When you repeat the listing below, keep every word exactly and leave out each picture.

Segment Open

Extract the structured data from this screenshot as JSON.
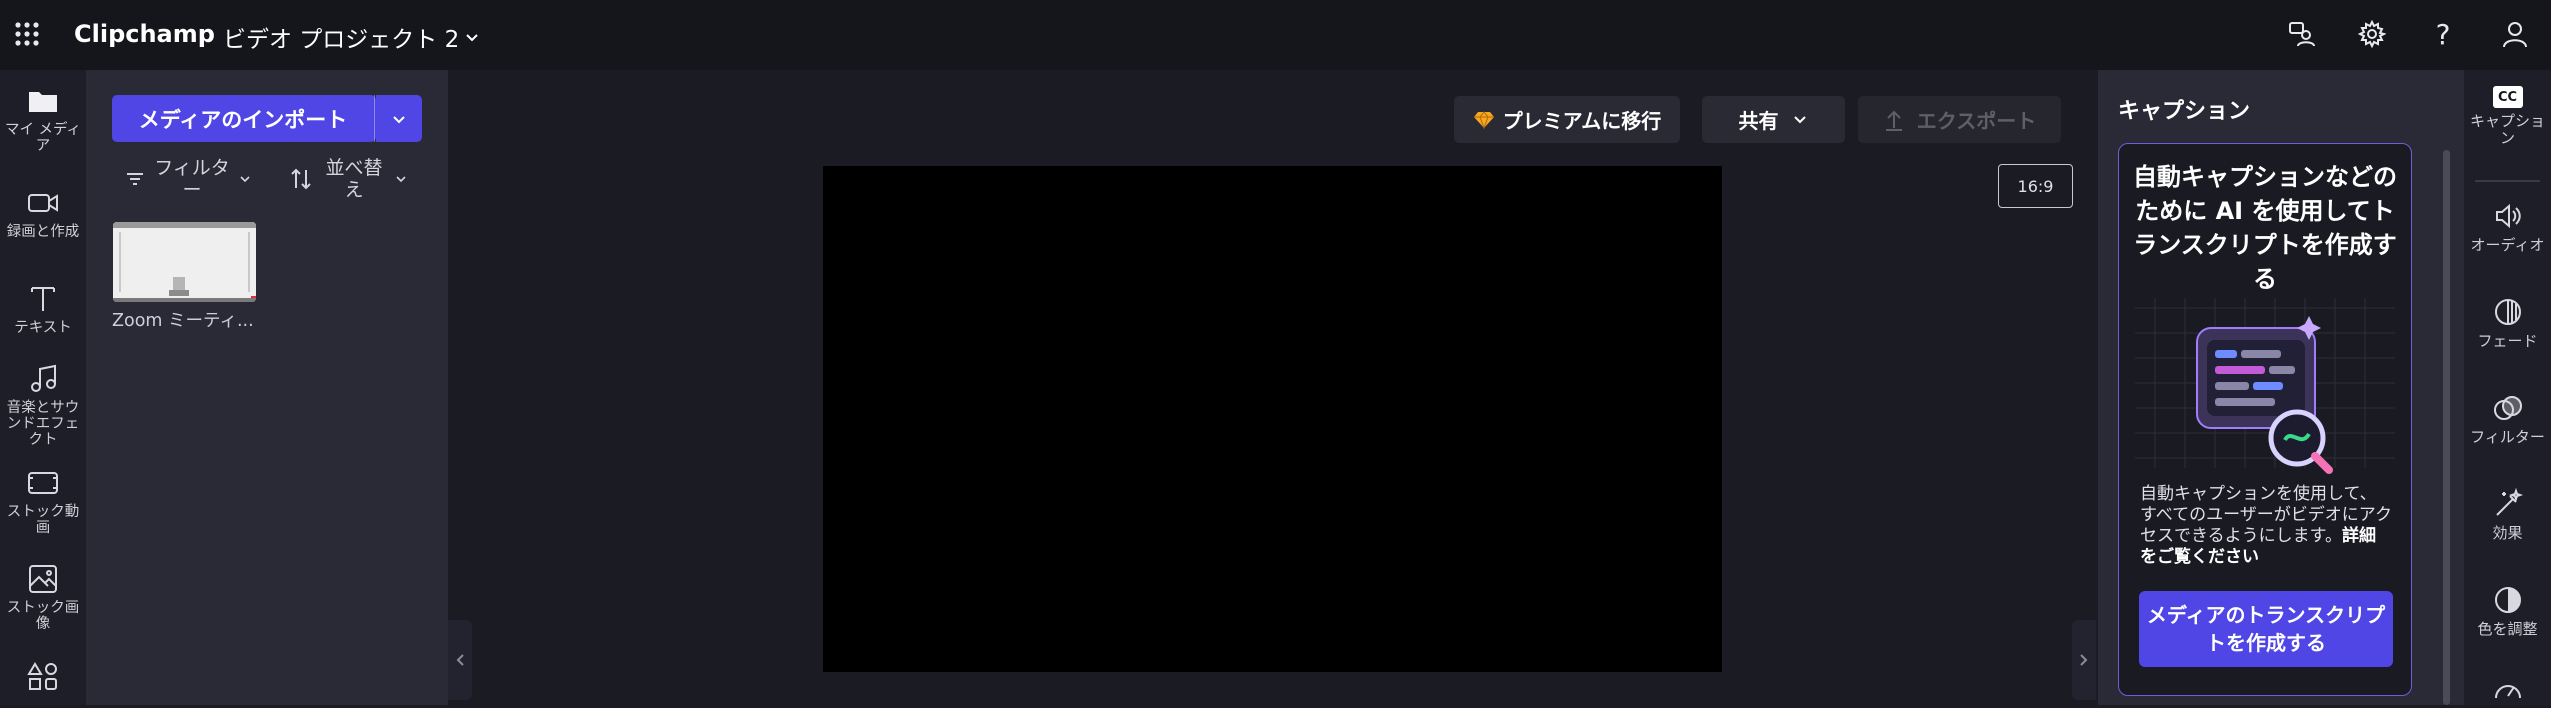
{
  "app": {
    "name": "Clipchamp",
    "project_title": "ビデオ プロジェクト 2"
  },
  "top_icons": [
    "share-people-icon",
    "gear-icon",
    "help-icon",
    "account-icon"
  ],
  "left_rail": [
    {
      "label": "マイ メディア",
      "icon": "folder-icon"
    },
    {
      "label": "録画と作成",
      "icon": "camera-icon"
    },
    {
      "label": "テキスト",
      "icon": "text-icon"
    },
    {
      "label": "音楽とサウンドエフェクト",
      "icon": "music-icon"
    },
    {
      "label": "ストック動画",
      "icon": "film-icon"
    },
    {
      "label": "ストック画像",
      "icon": "image-icon"
    },
    {
      "label": "",
      "icon": "shapes-icon"
    }
  ],
  "media": {
    "import_label": "メディアのインポート",
    "filter_label": "フィルター",
    "sort_label": "並べ替え",
    "items": [
      {
        "label": "Zoom ミーティ..."
      }
    ]
  },
  "toolbar": {
    "premium_label": "プレミアムに移行",
    "share_label": "共有",
    "export_label": "エクスポート",
    "aspect_ratio": "16:9"
  },
  "captions": {
    "title": "キャプション",
    "heading": "自動キャプションなどのために AI を使用してトランスクリプトを作成する",
    "description": "自動キャプションを使用して、すべてのユーザーがビデオにアクセスできるようにします。",
    "details_link": "詳細をご覧ください",
    "create_button": "メディアのトランスクリプトを作成する"
  },
  "right_rail": [
    {
      "label": "キャプション",
      "icon": "cc-icon"
    },
    {
      "label": "オーディオ",
      "icon": "speaker-icon"
    },
    {
      "label": "フェード",
      "icon": "fade-icon"
    },
    {
      "label": "フィルター",
      "icon": "filter-circles-icon"
    },
    {
      "label": "効果",
      "icon": "magic-wand-icon"
    },
    {
      "label": "色を調整",
      "icon": "contrast-icon"
    },
    {
      "label": "",
      "icon": "speed-icon"
    }
  ],
  "colors": {
    "accent": "#4f46e5",
    "background": "#1b1b24",
    "panel": "#292a36",
    "rail": "#1e1e28"
  }
}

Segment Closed

* **EXERCISE ANSWER**
Extract the structured data from this screenshot as JSON.
{
  "app": {
    "name": "Clipchamp",
    "project_title": "ビデオ プロジェクト 2"
  },
  "top_icons": [
    "share-people-icon",
    "gear-icon",
    "help-icon",
    "account-icon"
  ],
  "left_rail": [
    {
      "label": "マイ メディア",
      "icon": "folder-icon"
    },
    {
      "label": "録画と作成",
      "icon": "camera-icon"
    },
    {
      "label": "テキスト",
      "icon": "text-icon"
    },
    {
      "label": "音楽とサウンドエフェクト",
      "icon": "music-icon"
    },
    {
      "label": "ストック動画",
      "icon": "film-icon"
    },
    {
      "label": "ストック画像",
      "icon": "image-icon"
    },
    {
      "label": "",
      "icon": "shapes-icon"
    }
  ],
  "media": {
    "import_label": "メディアのインポート",
    "filter_label": "フィルター",
    "sort_label": "並べ替え",
    "items": [
      {
        "label": "Zoom ミーティ..."
      }
    ]
  },
  "toolbar": {
    "premium_label": "プレミアムに移行",
    "share_label": "共有",
    "export_label": "エクスポート",
    "aspect_ratio": "16:9"
  },
  "captions": {
    "title": "キャプション",
    "heading": "自動キャプションなどのために AI を使用してトランスクリプトを作成する",
    "description": "自動キャプションを使用して、すべてのユーザーがビデオにアクセスできるようにします。",
    "details_link": "詳細をご覧ください",
    "create_button": "メディアのトランスクリプトを作成する"
  },
  "right_rail": [
    {
      "label": "キャプション",
      "icon": "cc-icon"
    },
    {
      "label": "オーディオ",
      "icon": "speaker-icon"
    },
    {
      "label": "フェード",
      "icon": "fade-icon"
    },
    {
      "label": "フィルター",
      "icon": "filter-circles-icon"
    },
    {
      "label": "効果",
      "icon": "magic-wand-icon"
    },
    {
      "label": "色を調整",
      "icon": "contrast-icon"
    },
    {
      "label": "",
      "icon": "speed-icon"
    }
  ],
  "colors": {
    "accent": "#4f46e5",
    "background": "#1b1b24",
    "panel": "#292a36",
    "rail": "#1e1e28"
  }
}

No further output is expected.